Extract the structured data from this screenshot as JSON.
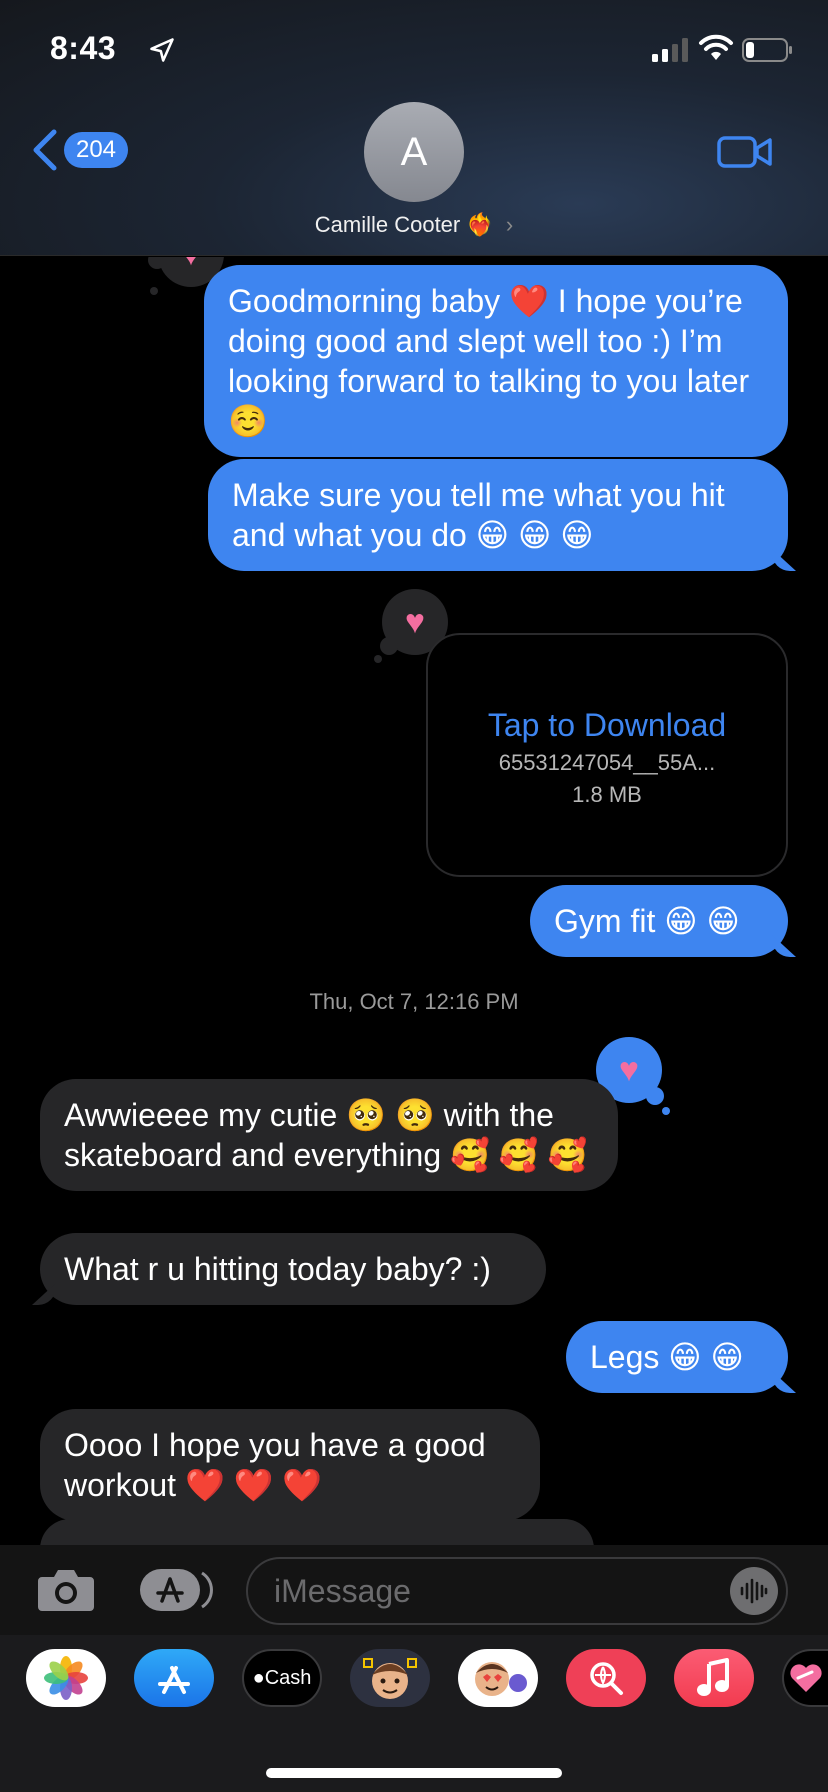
{
  "status_bar": {
    "time": "8:43",
    "icons": [
      "location-arrow-icon",
      "cellular-signal-icon",
      "wifi-icon",
      "battery-icon"
    ]
  },
  "header": {
    "back_count": "204",
    "avatar_initial": "A",
    "contact_name": "Camille Cooter",
    "contact_emoji": "❤️‍🔥",
    "contact_chevron": "›",
    "icons": [
      "back-chevron-icon",
      "video-camera-icon"
    ]
  },
  "messages": [
    {
      "from": "me",
      "text": "Goodmorning baby ❤️ I hope you’re doing good and slept well too :) I’m looking forward to talking to you later ☺️",
      "tapback": "heart"
    },
    {
      "from": "me",
      "text": "Make sure you tell me what you hit and what you do 😁 😁 😁"
    },
    {
      "from": "me",
      "type": "attachment",
      "title": "Tap to Download",
      "filename": "65531247054__55A...",
      "size": "1.8 MB",
      "tapback": "heart"
    },
    {
      "from": "me",
      "text": "Gym fit 😁 😁"
    },
    {
      "type": "timestamp",
      "day": "Thu, Oct 7,",
      "time": "12:16 PM"
    },
    {
      "from": "them",
      "text": "Awwieeee my cutie 🥺 🥺 with the skateboard and everything 🥰 🥰 🥰",
      "tapback": "heart"
    },
    {
      "from": "them",
      "text": "What r u hitting today baby? :)"
    },
    {
      "from": "me",
      "text": "Legs 😁 😁"
    },
    {
      "from": "them",
      "text": "Oooo I hope you have a good workout ❤️ ❤️ ❤️"
    }
  ],
  "tapback_glyph": "♥",
  "input_bar": {
    "placeholder": "iMessage",
    "icons": [
      "camera-icon",
      "app-store-icon",
      "audio-waveform-icon"
    ]
  },
  "app_drawer": {
    "apps": [
      {
        "name": "Photos",
        "icon": "photos-icon"
      },
      {
        "name": "App Store",
        "icon": "app-store-icon"
      },
      {
        "name": "Cash",
        "label": "Cash",
        "icon": "apple-cash-icon"
      },
      {
        "name": "Memoji",
        "icon": "memoji-icon"
      },
      {
        "name": "Memoji Stickers",
        "icon": "memoji-stickers-icon"
      },
      {
        "name": "Images",
        "icon": "image-search-icon"
      },
      {
        "name": "Music",
        "icon": "music-icon"
      },
      {
        "name": "Digital Touch",
        "icon": "digital-touch-icon"
      }
    ]
  },
  "colors": {
    "sent_bubble": "#3e85f0",
    "received_bubble": "#262628",
    "background": "#000000",
    "tapback_heart": "#f46ea0",
    "accent": "#3e85f0"
  }
}
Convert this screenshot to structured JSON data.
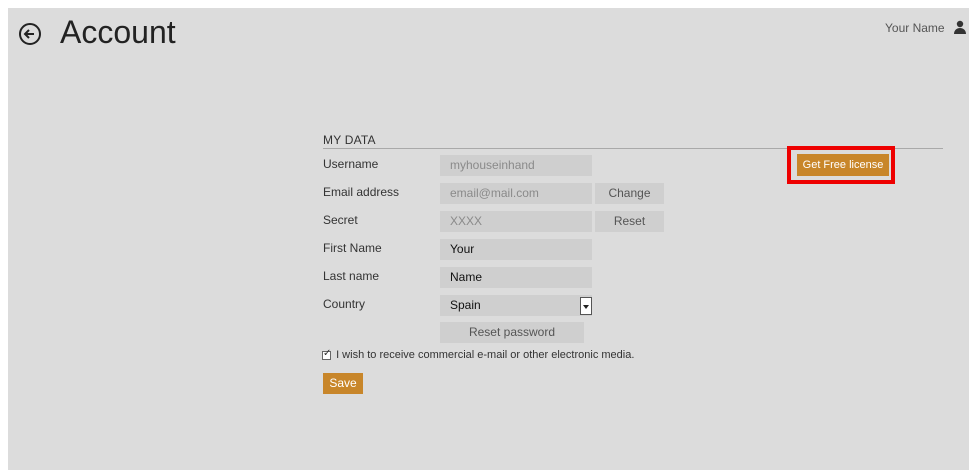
{
  "header": {
    "title": "Account",
    "user_name": "Your Name"
  },
  "section": {
    "title": "MY DATA"
  },
  "form": {
    "username_label": "Username",
    "username_value": "myhouseinhand",
    "email_label": "Email address",
    "email_value": "email@mail.com",
    "change_button": "Change",
    "secret_label": "Secret",
    "secret_value": "XXXX",
    "reset_button": "Reset",
    "first_name_label": "First Name",
    "first_name_value": "Your",
    "last_name_label": "Last name",
    "last_name_value": "Name",
    "country_label": "Country",
    "country_value": "Spain",
    "reset_password_button": "Reset password",
    "newsletter_text": "I wish to receive commercial e-mail or other electronic media.",
    "newsletter_checked": true,
    "save_button": "Save"
  },
  "license": {
    "button_label": "Get Free license"
  },
  "colors": {
    "background": "#dcdcdc",
    "accent": "#c8862a",
    "highlight": "#ee0000"
  }
}
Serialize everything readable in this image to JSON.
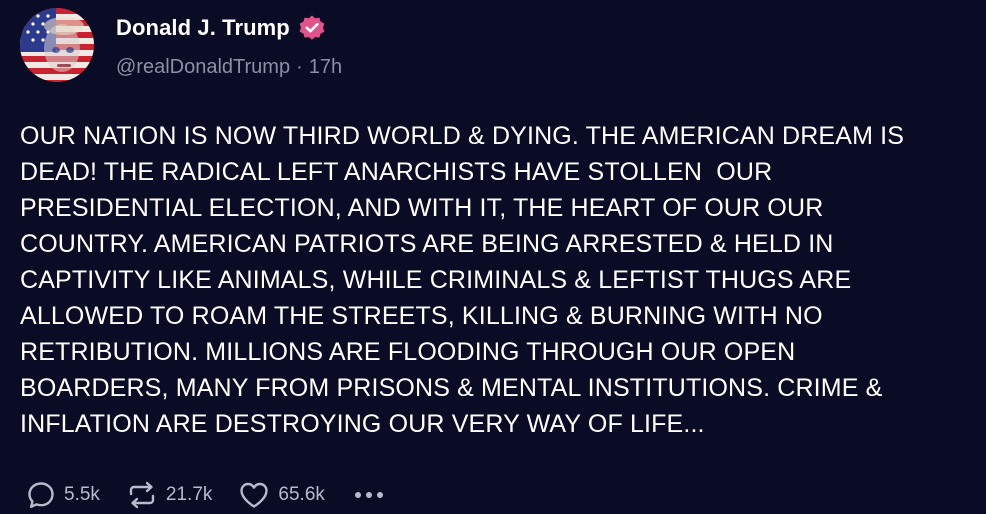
{
  "post": {
    "author": {
      "display_name": "Donald J. Trump",
      "handle": "@realDonaldTrump",
      "separator": "·",
      "time": "17h",
      "verified_icon": "verified-badge-icon",
      "avatar_icon": "flag-portrait-avatar"
    },
    "body_lines": [
      "OUR NATION IS NOW THIRD WORLD & DYING. THE AMERICAN DREAM IS",
      "DEAD! THE RADICAL LEFT ANARCHISTS HAVE STOLLEN  OUR",
      "PRESIDENTIAL ELECTION, AND WITH IT, THE HEART OF OUR OUR",
      "COUNTRY. AMERICAN PATRIOTS ARE BEING ARRESTED & HELD IN",
      "CAPTIVITY LIKE ANIMALS, WHILE CRIMINALS & LEFTIST THUGS ARE",
      "ALLOWED TO ROAM THE STREETS, KILLING & BURNING WITH NO",
      "RETRIBUTION. MILLIONS ARE FLOODING THROUGH OUR OPEN",
      "BOARDERS, MANY FROM PRISONS & MENTAL INSTITUTIONS. CRIME &",
      "INFLATION ARE DESTROYING OUR VERY WAY OF LIFE..."
    ],
    "actions": {
      "replies": {
        "count": "5.5k",
        "icon": "reply-icon"
      },
      "reposts": {
        "count": "21.7k",
        "icon": "repost-icon"
      },
      "likes": {
        "count": "65.6k",
        "icon": "heart-icon"
      },
      "more_icon": "more-options-icon"
    }
  },
  "colors": {
    "background": "#0a0b24",
    "text": "#ffffff",
    "muted": "#8e8fa5",
    "action": "#b9bacb",
    "verified": "#e0548a"
  }
}
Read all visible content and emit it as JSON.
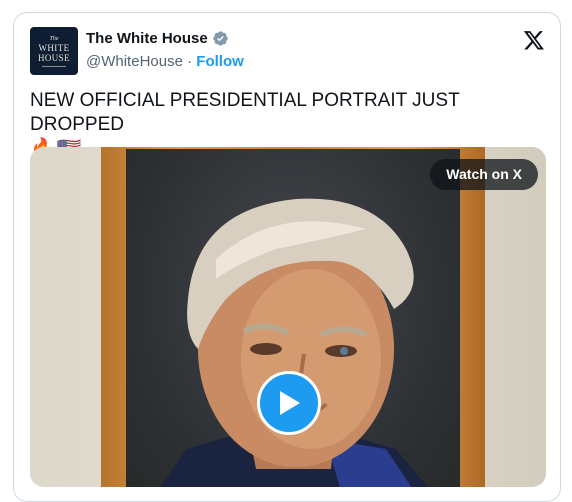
{
  "account": {
    "display_name": "The White House",
    "handle": "@WhiteHouse",
    "separator": "·",
    "follow_label": "Follow",
    "avatar": {
      "line1": "The",
      "line2": "WHITE",
      "line3": "HOUSE"
    }
  },
  "tweet": {
    "text": "NEW OFFICIAL PRESIDENTIAL PORTRAIT JUST DROPPED",
    "emojis": [
      "🔥",
      "🇺🇸"
    ]
  },
  "media": {
    "watch_label": "Watch on X"
  },
  "colors": {
    "accent": "#1d9bf0",
    "text": "#0f1419",
    "secondary": "#536471",
    "border": "#cfd9de"
  },
  "icons": [
    "verified-badge-icon",
    "x-logo-icon",
    "play-icon"
  ]
}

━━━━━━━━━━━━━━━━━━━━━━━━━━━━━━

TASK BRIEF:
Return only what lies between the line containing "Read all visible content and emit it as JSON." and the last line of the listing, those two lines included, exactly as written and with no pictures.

OUTPUT FOR THIS EXERCISE:
Read all visible content and emit it as JSON.
{
  "account": {
    "display_name": "The White House",
    "handle": "@WhiteHouse",
    "separator": "·",
    "follow_label": "Follow",
    "avatar": {
      "line1": "The",
      "line2": "WHITE",
      "line3": "HOUSE"
    }
  },
  "tweet": {
    "text": "NEW OFFICIAL PRESIDENTIAL PORTRAIT JUST DROPPED",
    "emojis": [
      "🔥",
      "🇺🇸"
    ]
  },
  "media": {
    "watch_label": "Watch on X"
  },
  "colors": {
    "accent": "#1d9bf0",
    "text": "#0f1419",
    "secondary": "#536471",
    "border": "#cfd9de"
  },
  "icons": [
    "verified-badge-icon",
    "x-logo-icon",
    "play-icon"
  ]
}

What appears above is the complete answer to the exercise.